Already the market is on tenterhooks waiting for Gentle Ben Bernanke to chopper into Jackson Hole to deliver his annual state of the Fed address. It was at Jackson Hole last year where Bernanke laid the groundwork for what eventually became QE2 in early November of last year.
He’s been dealt a more difficult hand this year. He’s already “spent” (created) $600 bln in additional quantitative ease over the last year, bring the Fed’s balance sheet within shouting distance of $2 trln, with very little to show for it. Dipping his ladle in the same old well is unlikely to yield materially different results this time around, if you ask me.
He’s already used one of the tools he outlined before Congress about a month ago.
One option would be to provide more explicit guidance about the period over which the federal funds rate and the balance sheet would remain at their current levels. Another approach would be to initiate more securities purchases or to increase the average maturity of our holdings. The Federal Reserve could also reduce the 25 basis point rate of interest it pays to banks on their reserves, thereby putting downward pressure on short-term rates more generally.
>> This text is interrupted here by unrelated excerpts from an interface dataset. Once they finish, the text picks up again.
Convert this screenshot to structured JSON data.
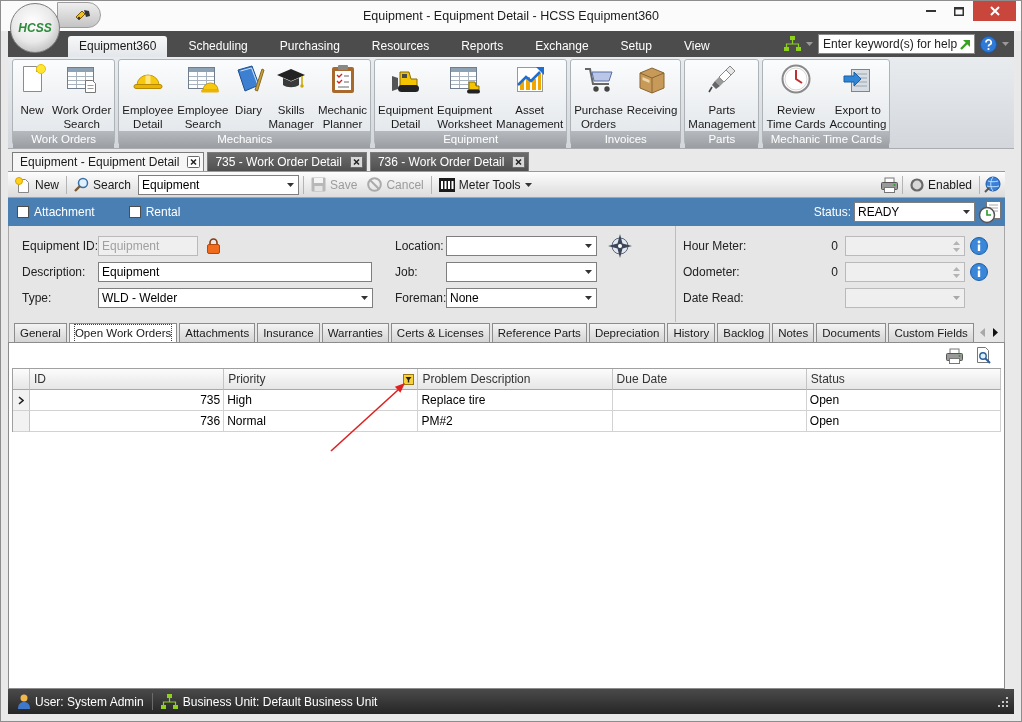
{
  "window": {
    "title": "Equipment - Equipment Detail - HCSS Equipment360",
    "logo_text": "HCSS"
  },
  "ribbon_tabs": [
    {
      "label": "Equipment360",
      "selected": true
    },
    {
      "label": "Scheduling",
      "selected": false
    },
    {
      "label": "Purchasing",
      "selected": false
    },
    {
      "label": "Resources",
      "selected": false
    },
    {
      "label": "Reports",
      "selected": false
    },
    {
      "label": "Exchange",
      "selected": false
    },
    {
      "label": "Setup",
      "selected": false
    },
    {
      "label": "View",
      "selected": false
    }
  ],
  "help_search": {
    "placeholder": "Enter keyword(s) for help"
  },
  "ribbon_groups": [
    {
      "label": "Work Orders",
      "buttons": [
        "New",
        "Work Order\nSearch"
      ]
    },
    {
      "label": "Mechanics",
      "buttons": [
        "Employee\nDetail",
        "Employee\nSearch",
        "Diary",
        "Skills\nManager",
        "Mechanic\nPlanner"
      ]
    },
    {
      "label": "Equipment",
      "buttons": [
        "Equipment\nDetail",
        "Equipment\nWorksheet",
        "Asset\nManagement"
      ]
    },
    {
      "label": "Invoices",
      "buttons": [
        "Purchase\nOrders",
        "Receiving"
      ]
    },
    {
      "label": "Parts",
      "buttons": [
        "Parts\nManagement"
      ]
    },
    {
      "label": "Mechanic Time Cards",
      "buttons": [
        "Review\nTime Cards",
        "Export to\nAccounting"
      ]
    }
  ],
  "document_tabs": [
    {
      "label": "Equipment - Equipment Detail",
      "selected": true
    },
    {
      "label": "735 - Work Order Detail",
      "selected": false
    },
    {
      "label": "736 - Work Order Detail",
      "selected": false
    }
  ],
  "toolbar": {
    "new": "New",
    "search": {
      "label": "Search",
      "value": "Equipment"
    },
    "actions": [
      {
        "label": "Save",
        "disabled": true
      },
      {
        "label": "Cancel",
        "disabled": true
      }
    ],
    "meter_tools": "Meter Tools",
    "enabled": "Enabled"
  },
  "record_bar": {
    "flags": [
      {
        "label": "Attachment",
        "checked": false
      },
      {
        "label": "Rental",
        "checked": false
      }
    ],
    "status": {
      "label": "Status:",
      "value": "READY"
    }
  },
  "form": {
    "left": [
      {
        "label": "Equipment ID:",
        "kind": "text",
        "value": "Equipment",
        "disabled": true,
        "locked": true
      },
      {
        "label": "Description:",
        "kind": "text",
        "value": "Equipment",
        "disabled": false,
        "locked": false
      },
      {
        "label": "Type:",
        "kind": "combo",
        "value": "WLD - Welder",
        "disabled": false,
        "locked": false
      }
    ],
    "middle": [
      {
        "label": "Location:",
        "kind": "combo"
      },
      {
        "label": "Job:",
        "kind": "combo"
      },
      {
        "label": "Foreman:",
        "kind": "combo",
        "value": "None"
      }
    ],
    "right": [
      {
        "label": "Hour Meter:",
        "kind": "spinner",
        "reading": "0",
        "disabled": true
      },
      {
        "label": "Odometer:",
        "kind": "spinner",
        "reading": "0",
        "disabled": true
      },
      {
        "label": "Date Read:",
        "kind": "combo",
        "disabled": true
      }
    ]
  },
  "detail_tabs": [
    {
      "label": "General",
      "selected": false
    },
    {
      "label": "Open Work Orders",
      "selected": true
    },
    {
      "label": "Attachments",
      "selected": false
    },
    {
      "label": "Insurance",
      "selected": false
    },
    {
      "label": "Warranties",
      "selected": false
    },
    {
      "label": "Certs & Licenses",
      "selected": false
    },
    {
      "label": "Reference Parts",
      "selected": false
    },
    {
      "label": "Depreciation",
      "selected": false
    },
    {
      "label": "History",
      "selected": false
    },
    {
      "label": "Backlog",
      "selected": false
    },
    {
      "label": "Notes",
      "selected": false
    },
    {
      "label": "Documents",
      "selected": false
    },
    {
      "label": "Custom Fields",
      "selected": false
    }
  ],
  "grid": {
    "columns": [
      "ID",
      "Priority",
      "Problem Description",
      "Due Date",
      "Status"
    ],
    "rows": [
      {
        "id": "735",
        "priority": "High",
        "problem_description": "Replace tire",
        "status": "Open",
        "current": true
      },
      {
        "id": "736",
        "priority": "Normal",
        "problem_description": "PM#2",
        "status": "Open",
        "current": false
      }
    ]
  },
  "status_bar": {
    "user": "User: System Admin",
    "business_unit": "Business Unit: Default Business Unit"
  }
}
At Jackson Hole, the market will be attuned for anything but QE3. With headline inflation above the Fed’s target and core inflation getting close, even Bernanke will be reluctant to buy more bonds.